You'll notice that the entire set of monochromatic (“rainbow”) colors are outside both the sRGB and AdobeRGB triangles. Neither color space can represent these deep, rich, pure colors; they are simply omitted from the color space. The closest colors within the triangles are close, but they are different. Many would argue that they are not so different that most people could tell on our consumer monitors or printers, but in any case, remember that the colors you see in the image are just an approximation.
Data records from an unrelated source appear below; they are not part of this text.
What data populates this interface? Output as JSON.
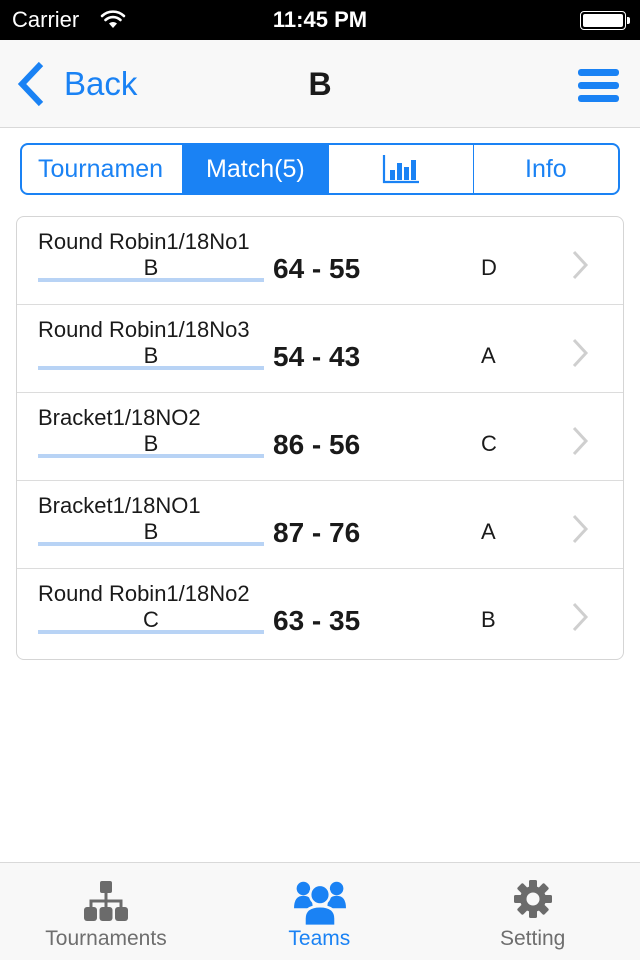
{
  "status_bar": {
    "carrier": "Carrier",
    "time": "11:45 PM",
    "wifi_icon": "wifi-icon",
    "battery_icon": "battery-full-icon"
  },
  "nav_bar": {
    "back_label": "Back",
    "title": "B",
    "back_icon": "chevron-left-icon",
    "menu_icon": "hamburger-menu-icon"
  },
  "segments": [
    {
      "label": "Tournamen",
      "active": false
    },
    {
      "label": "Match(5)",
      "active": true
    },
    {
      "label": "",
      "icon": "bar-chart-icon",
      "active": false
    },
    {
      "label": "Info",
      "active": false
    }
  ],
  "matches": [
    {
      "name": "Round Robin1/18No1",
      "home": "B",
      "score": "64 - 55",
      "away": "D"
    },
    {
      "name": "Round Robin1/18No3",
      "home": "B",
      "score": "54 - 43",
      "away": "A"
    },
    {
      "name": "Bracket1/18NO2",
      "home": "B",
      "score": "86 - 56",
      "away": "C"
    },
    {
      "name": "Bracket1/18NO1",
      "home": "B",
      "score": "87 - 76",
      "away": "A"
    },
    {
      "name": "Round Robin1/18No2",
      "home": "C",
      "score": "63 - 35",
      "away": "B"
    }
  ],
  "tab_bar": {
    "items": [
      {
        "label": "Tournaments",
        "icon": "sitemap-icon",
        "active": false
      },
      {
        "label": "Teams",
        "icon": "users-icon",
        "active": true
      },
      {
        "label": "Setting",
        "icon": "gear-icon",
        "active": false
      }
    ]
  },
  "colors": {
    "accent": "#1a82f4",
    "underline": "#b8d3f5",
    "inactive_tab": "#6e6e6e",
    "chevron": "#cfcfcf"
  }
}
The point marked “D65” is the white point for both color spaces. You might be surprised that there's not a standard definition for the color “white,” so the white point of a color space is the its definition of white. The white called “D65” is roughly equivalent to late-afternoon shade on a clear day (although evaluate this description in the vague, er, light of the next paragraph). Some color spaces have dramatically different white points, often due to historical conventions within a particular field.
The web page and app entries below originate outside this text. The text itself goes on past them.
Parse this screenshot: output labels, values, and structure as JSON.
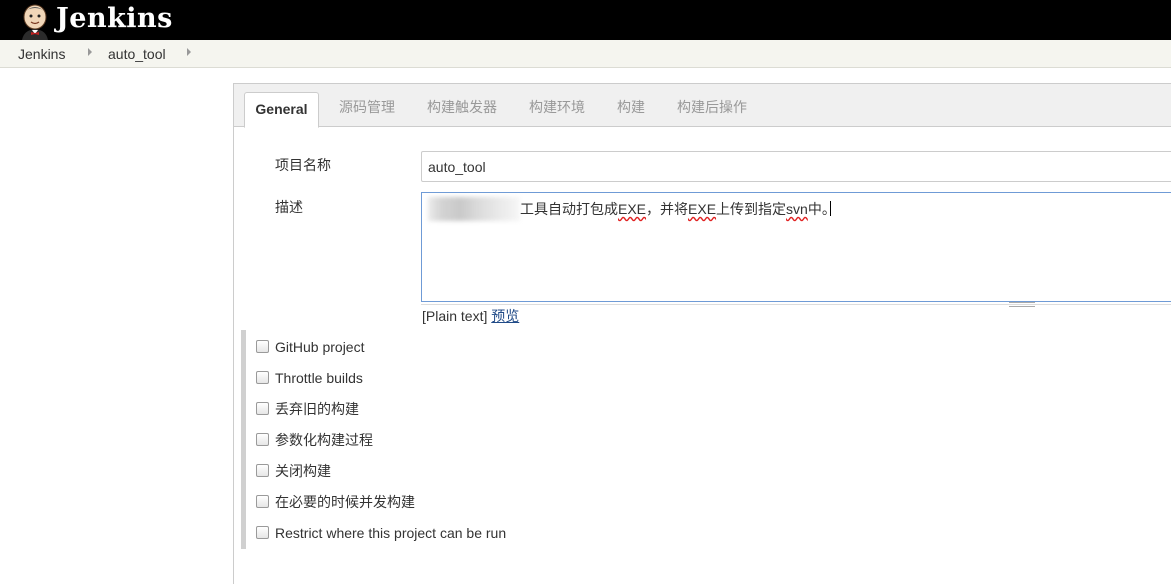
{
  "header": {
    "title": "Jenkins",
    "logo_icon": "jenkins-butler-icon"
  },
  "breadcrumb": {
    "items": [
      "Jenkins",
      "auto_tool"
    ]
  },
  "tabs": [
    {
      "label": "General",
      "active": true
    },
    {
      "label": "源码管理"
    },
    {
      "label": "构建触发器"
    },
    {
      "label": "构建环境"
    },
    {
      "label": "构建"
    },
    {
      "label": "构建后操作"
    }
  ],
  "form": {
    "name_label": "项目名称",
    "name_value": "auto_tool",
    "desc_label": "描述",
    "desc_value_prefix": "工具自动打包成",
    "desc_value_exe1": "EXE",
    "desc_value_mid": "，并将",
    "desc_value_exe2": "EXE",
    "desc_value_mid2": "上传到指定",
    "desc_value_svn": "svn",
    "desc_value_suffix": "中。",
    "format_label": "[Plain text]",
    "preview_link": "预览"
  },
  "options": [
    {
      "label": "GitHub project",
      "checked": false
    },
    {
      "label": "Throttle builds",
      "checked": false
    },
    {
      "label": "丢弃旧的构建",
      "checked": false
    },
    {
      "label": "参数化构建过程",
      "checked": false
    },
    {
      "label": "关闭构建",
      "checked": false
    },
    {
      "label": "在必要的时候并发构建",
      "checked": false
    },
    {
      "label": "Restrict where this project can be run",
      "checked": false
    }
  ],
  "colors": {
    "header_bg": "#000000",
    "breadcrumb_bg": "#f5f5ef",
    "link": "#204a87",
    "focus_border": "#6f9bd6"
  }
}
As an aside, it might also be surprising to learn that many lights that we generally consider to be white have fairly strong tints to them. Our eyes/brain compensate quite well (“chromatic adaptation”), so we normally don't notice. The color of sunlight, for example, changes markedly as the sun's height above the horizon, and weather, change. The color of light in direct sun is remarkably different than the color of light in the shade. Yet a “white” shirt (objects generally have no color; they merely reflect light) on a passerby indeed seems white, even though it's usually presented to our eyes via some very light shade of blue or red.
Because a digital camera's sensor doesn't compensate the way our eye does, it sees the light as it is, tint and all. We must therefore set the camera's “white balance” setting to let it know the tint of the ambient light so that it can attempt the same compensation that our brains do automatically. If you're not familiar with the problems of not setting this correctly, I have a short writeup on white balance that might be informative.
An interesting feature of this kind of plot is that the colors between any two points are made up of the various combinations of the two endpoint colors. Similarly, colors within a triangle of three points are made up of the various combinations of the colors of those three points. This last effect means that the range of chromaticities of these color spaces is defined by three points (apply named the color space's red point, blue point, and green point). These points are the exact shade of each color that is considered “pure” within the context of the color space.
Here's a small Java application which allows you to play with a three-point gamut in real time.
There is more to the design of a color space than the location of its four color points. Another important consideration is how it represents brightness. Human perception of brightness is not linear; if you double the luminance of a particular light, for example, yes, it is perceived as brighter, but still much dimmer than twice as bright.
The non-linearity of our perception of brightness can be seen in the “18% gray card” that photographers use when metering exposure and white balance. Have you ever wondered how it got its name? It appears 50% as bright as a white sheet of paper, but achieves that reduction in brightness by reflecting only 18% of the light that hits it. It could well be called a “50% white” card or a “half bright” card; I suppose the “18% gray” name was chosen because how much light it reflects is a reference to a quantitatively measurable characteristic, as opposed to a subjective characteristic of human perception like brightness.
Anyway, because of this non-linear nature of brightness perception, color spaces are more efficient with their finite amount of encoding space if they encode brightness in a non-linear fashion as well. This non-linear component is the color space's gamma.
Continued on the Next Page
If you're really interested in the design tradeoffs that go into a color space, you'll want to continue with the next page: Page 6: Color-Space Design Tradeoffs.
However, if you'd like to skip that, jump right to Page 7: Recommendations and Links.